Translation:Dad and mom want hot water.
Translated it this way, even though in English the collocation is "Mom and dad."
I want, you want, we want, you all want, they want, he and she want, she and I want, Jack and Jill want, the teachers want, the dogs want
he wants, she wants, Jack wants, Jill wants, the teacher wants, the dog wants
Want is when the subject is more than one person or talking about yourself, but wants is when the subject is only one person.
Examples: She wants food. He and she want food. They want food. I want food.
I was expecting father and mother as well, since 爸爸 and 妈妈 have been translated earlier in this course as father and mother
(LouEnterta, Winston298006, et al.) Yes, in China, freshly boiled water is often served with a meal. Even if the diners are drinking tea, it is common for the host to rinse out the teacups with boiling hot water prior to pouring the tea. Often, tea is served on a slatted wooden tray fitted atop a pan deep enough to hold the discarded water. Chopsticks are often placed in a tall glass that is then filled with boiling hot water, and plates, spoons, and bowls are often rinsed with boiling water as well. One reason for the practice is to warm the utensils so the food stays warmer, but the main reason is to disinfect the utensils.

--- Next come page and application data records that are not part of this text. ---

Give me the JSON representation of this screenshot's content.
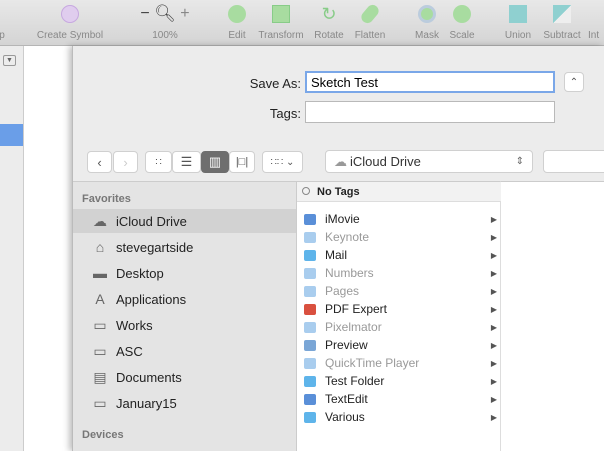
{
  "toolbar": {
    "items": [
      {
        "label": "p"
      },
      {
        "label": "Create Symbol"
      },
      {
        "label": "100%",
        "minus": "−",
        "plus": "+"
      },
      {
        "label": "Edit"
      },
      {
        "label": "Transform"
      },
      {
        "label": "Rotate"
      },
      {
        "label": "Flatten"
      },
      {
        "label": "Mask"
      },
      {
        "label": "Scale"
      },
      {
        "label": "Union"
      },
      {
        "label": "Subtract"
      },
      {
        "label": "Int"
      }
    ]
  },
  "dialog": {
    "save_as_label": "Save As:",
    "save_as_value": "Sketch Test",
    "tags_label": "Tags:",
    "tags_value": "",
    "location": "iCloud Drive",
    "sidebar": {
      "favorites_header": "Favorites",
      "devices_header": "Devices",
      "items": [
        {
          "label": "iCloud Drive",
          "icon": "cloud-icon",
          "selected": true
        },
        {
          "label": "stevegartside",
          "icon": "home-icon"
        },
        {
          "label": "Desktop",
          "icon": "desktop-icon"
        },
        {
          "label": "Applications",
          "icon": "applications-icon"
        },
        {
          "label": "Works",
          "icon": "folder-icon"
        },
        {
          "label": "ASC",
          "icon": "folder-icon"
        },
        {
          "label": "Documents",
          "icon": "documents-icon"
        },
        {
          "label": "January15",
          "icon": "folder-icon"
        }
      ]
    },
    "column": {
      "header": "No Tags",
      "items": [
        {
          "label": "iMovie",
          "dim": false,
          "color": "#5a8fd8"
        },
        {
          "label": "Keynote",
          "dim": true,
          "color": "#a9cdee"
        },
        {
          "label": "Mail",
          "dim": false,
          "color": "#5eb4ea"
        },
        {
          "label": "Numbers",
          "dim": true,
          "color": "#a9cdee"
        },
        {
          "label": "Pages",
          "dim": true,
          "color": "#a9cdee"
        },
        {
          "label": "PDF Expert",
          "dim": false,
          "color": "#d9503f"
        },
        {
          "label": "Pixelmator",
          "dim": true,
          "color": "#a9cdee"
        },
        {
          "label": "Preview",
          "dim": false,
          "color": "#7aa6d6"
        },
        {
          "label": "QuickTime Player",
          "dim": true,
          "color": "#a9cdee"
        },
        {
          "label": "Test Folder",
          "dim": false,
          "color": "#5eb4ea"
        },
        {
          "label": "TextEdit",
          "dim": false,
          "color": "#5a8fd8"
        },
        {
          "label": "Various",
          "dim": false,
          "color": "#5eb4ea"
        }
      ]
    }
  }
}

In many places in China, the water supply is untreated; consequently, in the home and in restaurants, boiling water is a way of reducing the chance of getting sick from it. Boiling water does not work on everything, but it is very effective at killing off some things, and better than nothing.
I think "Dad and mon need hot water" is also correct because 要 in this sentence can mean "want" and "need" in Chinese.
You are wrong. 想 means to "think", "to miss", and means to want only when the desire is a verb. 要 can mean to "need", to "want", to show that something "will" be done. When 要 is used with a object directly after it, it means want. 想要 is strictly want. If you absolutely need something, than 需要 (verb) is a better term.
In traditional Chinese culture, the male is stated before the female. Dad before mom, brothers before sisters, male coworkers before female, etc.
The extra "S" should be used only for third person singular.
• Dad wants hot water.
• Mom wants hot water.
• Mom and Dad each wants hot water. (In this case, the "each" signifies that the verb acts on Mom as a singular and Dad as a singular, rather than both as a plural.)
For all other cases, you should use "want," not "wants."
• First person singular: I want hot water.
• First person plural: We want hot water.
• Second person singular: You want hot water.
• Second person plural: You all want hot water.
• Third person plural: They want hot water.
I was already wondering when we were going to learn to asks for hot water. That's like the most important Chinese thing everrrrrr
I did Mum and Dad but got it wrong, because it's natural here to say Mum and then Dad.
Report it. In British English, mum means mom or mother; but in American English it means to be silent. Duo is probably currently registering the latter.
I feel like I'm failing due to misperceptions in my English :( I wrote "Father and Mother wants hot water" and it didn't count :/
i literally just switched mom and dad and got it wrong. pathetic much? they should both work. its literally just like the name thing im so pissed
Is it correct to also interpret it as "Dad and Mom want to heat up the water"?
This is incredible. I submitted: Father and mother wants hot water; Lo and behold, i was marked incorrect! How?